[Items from a dataset]
'''

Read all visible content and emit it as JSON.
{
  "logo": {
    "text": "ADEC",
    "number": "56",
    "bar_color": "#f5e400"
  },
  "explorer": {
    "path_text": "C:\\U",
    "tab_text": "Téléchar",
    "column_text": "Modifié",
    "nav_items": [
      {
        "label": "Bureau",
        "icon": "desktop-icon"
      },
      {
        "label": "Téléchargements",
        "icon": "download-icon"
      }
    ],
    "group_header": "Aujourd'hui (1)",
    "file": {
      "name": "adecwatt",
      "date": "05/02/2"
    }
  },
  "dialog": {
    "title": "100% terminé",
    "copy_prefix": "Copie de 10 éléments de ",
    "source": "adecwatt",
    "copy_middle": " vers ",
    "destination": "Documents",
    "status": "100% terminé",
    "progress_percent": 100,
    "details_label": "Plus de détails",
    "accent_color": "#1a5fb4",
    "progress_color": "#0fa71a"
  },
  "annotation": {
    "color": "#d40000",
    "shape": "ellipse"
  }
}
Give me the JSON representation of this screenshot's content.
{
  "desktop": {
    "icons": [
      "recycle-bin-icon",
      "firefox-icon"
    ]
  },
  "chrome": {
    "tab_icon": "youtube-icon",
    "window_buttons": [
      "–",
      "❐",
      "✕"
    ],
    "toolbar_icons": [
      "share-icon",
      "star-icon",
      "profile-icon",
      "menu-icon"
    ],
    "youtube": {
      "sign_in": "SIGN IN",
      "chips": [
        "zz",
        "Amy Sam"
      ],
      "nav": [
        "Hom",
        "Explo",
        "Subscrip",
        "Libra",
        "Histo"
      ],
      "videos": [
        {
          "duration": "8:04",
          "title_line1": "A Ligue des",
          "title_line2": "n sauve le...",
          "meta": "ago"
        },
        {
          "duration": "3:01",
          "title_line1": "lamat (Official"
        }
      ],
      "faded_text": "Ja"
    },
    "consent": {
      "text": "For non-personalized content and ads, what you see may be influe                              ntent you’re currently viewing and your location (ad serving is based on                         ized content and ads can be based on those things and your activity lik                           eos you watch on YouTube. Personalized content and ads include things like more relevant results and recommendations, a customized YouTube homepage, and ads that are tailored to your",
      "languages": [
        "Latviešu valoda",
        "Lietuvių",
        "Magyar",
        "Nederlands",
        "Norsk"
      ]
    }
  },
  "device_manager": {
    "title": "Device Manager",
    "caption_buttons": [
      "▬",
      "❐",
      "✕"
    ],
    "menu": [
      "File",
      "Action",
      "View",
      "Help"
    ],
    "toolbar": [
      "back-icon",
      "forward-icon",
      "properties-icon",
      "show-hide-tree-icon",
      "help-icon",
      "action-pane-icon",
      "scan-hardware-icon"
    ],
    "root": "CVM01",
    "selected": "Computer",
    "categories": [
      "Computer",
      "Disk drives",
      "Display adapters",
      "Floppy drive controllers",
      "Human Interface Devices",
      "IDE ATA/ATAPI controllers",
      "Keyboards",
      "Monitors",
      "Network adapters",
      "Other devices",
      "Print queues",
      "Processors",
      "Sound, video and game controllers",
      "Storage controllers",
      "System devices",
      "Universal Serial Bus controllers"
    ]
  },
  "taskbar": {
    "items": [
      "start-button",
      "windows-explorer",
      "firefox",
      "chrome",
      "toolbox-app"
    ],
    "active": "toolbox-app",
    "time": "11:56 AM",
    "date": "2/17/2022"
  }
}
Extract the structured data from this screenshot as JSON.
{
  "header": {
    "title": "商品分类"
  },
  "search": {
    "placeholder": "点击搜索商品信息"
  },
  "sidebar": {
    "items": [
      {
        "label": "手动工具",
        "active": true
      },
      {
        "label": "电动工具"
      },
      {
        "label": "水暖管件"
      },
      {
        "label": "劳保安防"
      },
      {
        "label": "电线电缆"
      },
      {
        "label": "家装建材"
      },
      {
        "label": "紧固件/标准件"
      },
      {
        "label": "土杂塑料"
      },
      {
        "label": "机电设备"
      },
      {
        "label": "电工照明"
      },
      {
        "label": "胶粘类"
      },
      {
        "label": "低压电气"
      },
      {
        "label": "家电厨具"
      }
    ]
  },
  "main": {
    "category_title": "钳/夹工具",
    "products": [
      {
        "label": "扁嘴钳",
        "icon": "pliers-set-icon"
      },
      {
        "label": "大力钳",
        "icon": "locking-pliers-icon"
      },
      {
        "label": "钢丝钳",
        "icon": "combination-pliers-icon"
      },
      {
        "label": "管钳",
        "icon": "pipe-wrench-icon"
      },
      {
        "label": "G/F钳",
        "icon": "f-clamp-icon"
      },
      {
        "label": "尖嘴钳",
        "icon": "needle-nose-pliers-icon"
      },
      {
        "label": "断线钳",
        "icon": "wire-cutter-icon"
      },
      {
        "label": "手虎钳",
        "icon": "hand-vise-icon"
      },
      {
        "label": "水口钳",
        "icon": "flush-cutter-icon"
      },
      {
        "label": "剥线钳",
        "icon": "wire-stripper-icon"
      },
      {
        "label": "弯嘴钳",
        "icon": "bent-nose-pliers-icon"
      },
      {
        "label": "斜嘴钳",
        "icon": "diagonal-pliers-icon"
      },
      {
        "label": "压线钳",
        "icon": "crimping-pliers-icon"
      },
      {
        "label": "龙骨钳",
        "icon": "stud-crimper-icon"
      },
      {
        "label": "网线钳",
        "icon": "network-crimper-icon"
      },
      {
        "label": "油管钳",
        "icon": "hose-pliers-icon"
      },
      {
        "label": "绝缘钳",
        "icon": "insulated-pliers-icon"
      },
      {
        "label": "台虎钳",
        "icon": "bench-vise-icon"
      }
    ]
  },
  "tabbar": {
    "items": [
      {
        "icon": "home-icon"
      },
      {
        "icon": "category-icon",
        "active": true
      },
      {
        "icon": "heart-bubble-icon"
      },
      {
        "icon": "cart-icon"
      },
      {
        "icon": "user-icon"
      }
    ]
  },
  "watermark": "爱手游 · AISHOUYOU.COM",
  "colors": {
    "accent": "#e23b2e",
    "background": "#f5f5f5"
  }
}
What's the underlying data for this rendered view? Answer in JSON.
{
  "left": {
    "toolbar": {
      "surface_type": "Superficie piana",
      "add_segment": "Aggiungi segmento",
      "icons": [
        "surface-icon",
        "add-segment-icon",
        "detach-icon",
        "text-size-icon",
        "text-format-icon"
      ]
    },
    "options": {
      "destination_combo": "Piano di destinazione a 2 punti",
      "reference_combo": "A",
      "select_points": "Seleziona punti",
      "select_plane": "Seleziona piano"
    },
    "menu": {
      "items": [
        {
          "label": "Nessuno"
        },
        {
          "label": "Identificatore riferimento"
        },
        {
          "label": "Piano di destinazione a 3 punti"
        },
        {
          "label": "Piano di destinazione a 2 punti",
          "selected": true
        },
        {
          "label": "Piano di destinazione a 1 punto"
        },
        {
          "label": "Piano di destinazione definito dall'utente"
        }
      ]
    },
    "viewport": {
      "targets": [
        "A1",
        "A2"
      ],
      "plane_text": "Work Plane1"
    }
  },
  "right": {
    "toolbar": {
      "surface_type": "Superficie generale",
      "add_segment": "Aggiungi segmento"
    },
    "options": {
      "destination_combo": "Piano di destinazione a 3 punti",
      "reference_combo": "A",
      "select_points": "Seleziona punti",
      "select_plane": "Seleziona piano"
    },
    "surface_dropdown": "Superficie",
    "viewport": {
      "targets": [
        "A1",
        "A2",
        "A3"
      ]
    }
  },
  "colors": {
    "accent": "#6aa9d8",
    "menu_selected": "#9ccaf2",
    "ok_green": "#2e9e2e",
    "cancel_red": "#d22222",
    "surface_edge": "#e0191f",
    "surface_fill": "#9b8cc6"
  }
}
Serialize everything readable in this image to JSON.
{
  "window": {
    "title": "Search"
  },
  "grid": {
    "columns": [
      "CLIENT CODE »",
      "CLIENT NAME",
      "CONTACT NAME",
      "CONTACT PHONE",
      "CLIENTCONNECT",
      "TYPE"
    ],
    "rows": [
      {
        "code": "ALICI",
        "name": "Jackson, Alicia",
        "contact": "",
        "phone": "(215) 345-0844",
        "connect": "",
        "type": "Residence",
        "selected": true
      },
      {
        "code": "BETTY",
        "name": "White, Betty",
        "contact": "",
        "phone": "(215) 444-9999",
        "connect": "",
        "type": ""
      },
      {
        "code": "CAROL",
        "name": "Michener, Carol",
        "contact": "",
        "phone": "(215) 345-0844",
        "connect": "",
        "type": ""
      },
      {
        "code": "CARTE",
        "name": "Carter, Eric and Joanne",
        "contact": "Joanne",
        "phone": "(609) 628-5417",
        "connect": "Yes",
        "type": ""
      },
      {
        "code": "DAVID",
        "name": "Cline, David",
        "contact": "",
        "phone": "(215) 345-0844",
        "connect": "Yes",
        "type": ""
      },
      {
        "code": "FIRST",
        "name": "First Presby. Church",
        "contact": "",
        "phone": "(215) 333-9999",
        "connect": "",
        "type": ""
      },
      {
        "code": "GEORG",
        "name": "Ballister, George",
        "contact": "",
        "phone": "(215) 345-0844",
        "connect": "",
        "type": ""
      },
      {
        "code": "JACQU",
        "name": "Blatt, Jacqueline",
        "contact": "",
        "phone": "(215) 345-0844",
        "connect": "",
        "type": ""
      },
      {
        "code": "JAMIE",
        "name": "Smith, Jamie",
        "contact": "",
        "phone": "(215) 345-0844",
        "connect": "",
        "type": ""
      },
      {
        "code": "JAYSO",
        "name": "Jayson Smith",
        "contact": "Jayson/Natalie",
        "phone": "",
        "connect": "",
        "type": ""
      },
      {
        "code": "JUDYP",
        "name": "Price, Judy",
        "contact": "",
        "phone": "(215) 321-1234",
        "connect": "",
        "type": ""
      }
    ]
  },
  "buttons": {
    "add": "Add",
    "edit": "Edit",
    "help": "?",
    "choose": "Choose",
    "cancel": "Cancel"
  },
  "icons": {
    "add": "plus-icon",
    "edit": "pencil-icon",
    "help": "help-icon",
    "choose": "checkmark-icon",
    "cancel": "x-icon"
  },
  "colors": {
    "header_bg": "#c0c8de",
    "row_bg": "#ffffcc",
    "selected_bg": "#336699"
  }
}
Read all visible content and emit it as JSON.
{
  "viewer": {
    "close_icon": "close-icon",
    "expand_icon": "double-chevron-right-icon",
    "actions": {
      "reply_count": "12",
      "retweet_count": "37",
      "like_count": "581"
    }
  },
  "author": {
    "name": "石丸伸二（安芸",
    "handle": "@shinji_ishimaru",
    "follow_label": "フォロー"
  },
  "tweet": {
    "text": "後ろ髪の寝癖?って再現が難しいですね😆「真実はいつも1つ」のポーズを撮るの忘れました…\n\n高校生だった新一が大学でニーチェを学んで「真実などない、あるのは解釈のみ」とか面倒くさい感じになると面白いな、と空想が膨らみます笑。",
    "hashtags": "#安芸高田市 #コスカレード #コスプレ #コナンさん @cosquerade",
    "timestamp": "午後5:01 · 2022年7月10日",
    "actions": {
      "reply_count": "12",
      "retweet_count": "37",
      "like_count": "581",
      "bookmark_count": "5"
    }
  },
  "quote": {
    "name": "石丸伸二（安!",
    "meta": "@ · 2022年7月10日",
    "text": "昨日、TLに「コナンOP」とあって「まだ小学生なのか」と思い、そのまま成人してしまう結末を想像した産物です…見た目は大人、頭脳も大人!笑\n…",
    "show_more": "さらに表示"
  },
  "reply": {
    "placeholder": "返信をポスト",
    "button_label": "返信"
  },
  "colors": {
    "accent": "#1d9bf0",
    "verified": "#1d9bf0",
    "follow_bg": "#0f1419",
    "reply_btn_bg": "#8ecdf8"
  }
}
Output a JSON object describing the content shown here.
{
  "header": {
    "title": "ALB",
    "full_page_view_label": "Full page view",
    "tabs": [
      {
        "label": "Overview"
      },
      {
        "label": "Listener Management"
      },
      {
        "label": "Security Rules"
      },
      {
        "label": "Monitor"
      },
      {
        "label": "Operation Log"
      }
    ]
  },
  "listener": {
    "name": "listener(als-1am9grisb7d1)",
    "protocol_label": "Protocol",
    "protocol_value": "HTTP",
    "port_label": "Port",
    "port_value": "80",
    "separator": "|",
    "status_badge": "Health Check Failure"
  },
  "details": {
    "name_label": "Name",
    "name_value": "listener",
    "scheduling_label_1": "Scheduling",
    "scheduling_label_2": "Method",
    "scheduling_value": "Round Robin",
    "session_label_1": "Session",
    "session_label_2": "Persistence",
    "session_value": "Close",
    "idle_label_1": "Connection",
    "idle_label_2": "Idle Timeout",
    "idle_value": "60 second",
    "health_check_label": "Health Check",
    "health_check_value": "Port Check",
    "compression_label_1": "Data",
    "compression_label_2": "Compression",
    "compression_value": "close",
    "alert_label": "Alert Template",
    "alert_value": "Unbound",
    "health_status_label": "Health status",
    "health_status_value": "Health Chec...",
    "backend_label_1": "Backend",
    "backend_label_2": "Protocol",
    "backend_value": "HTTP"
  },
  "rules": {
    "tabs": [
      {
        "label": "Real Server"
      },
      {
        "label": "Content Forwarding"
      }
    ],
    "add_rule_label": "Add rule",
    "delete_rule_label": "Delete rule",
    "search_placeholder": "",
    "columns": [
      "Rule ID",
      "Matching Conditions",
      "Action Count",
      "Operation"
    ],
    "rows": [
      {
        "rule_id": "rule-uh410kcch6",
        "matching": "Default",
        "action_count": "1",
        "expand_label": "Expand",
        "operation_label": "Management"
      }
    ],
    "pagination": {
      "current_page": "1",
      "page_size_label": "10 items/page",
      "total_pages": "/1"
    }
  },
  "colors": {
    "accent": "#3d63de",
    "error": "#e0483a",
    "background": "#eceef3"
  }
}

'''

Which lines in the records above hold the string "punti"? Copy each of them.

→ **Reply to the task**:
      "destination_combo": "Piano di destinazione a 2 punti",
      "select_points": "Seleziona punti",
          "label": "Piano di destinazione a 3 punti"
          "label": "Piano di destinazione a 2 punti",
      "destination_combo": "Piano di destinazione a 3 punti",
      "select_points": "Seleziona punti",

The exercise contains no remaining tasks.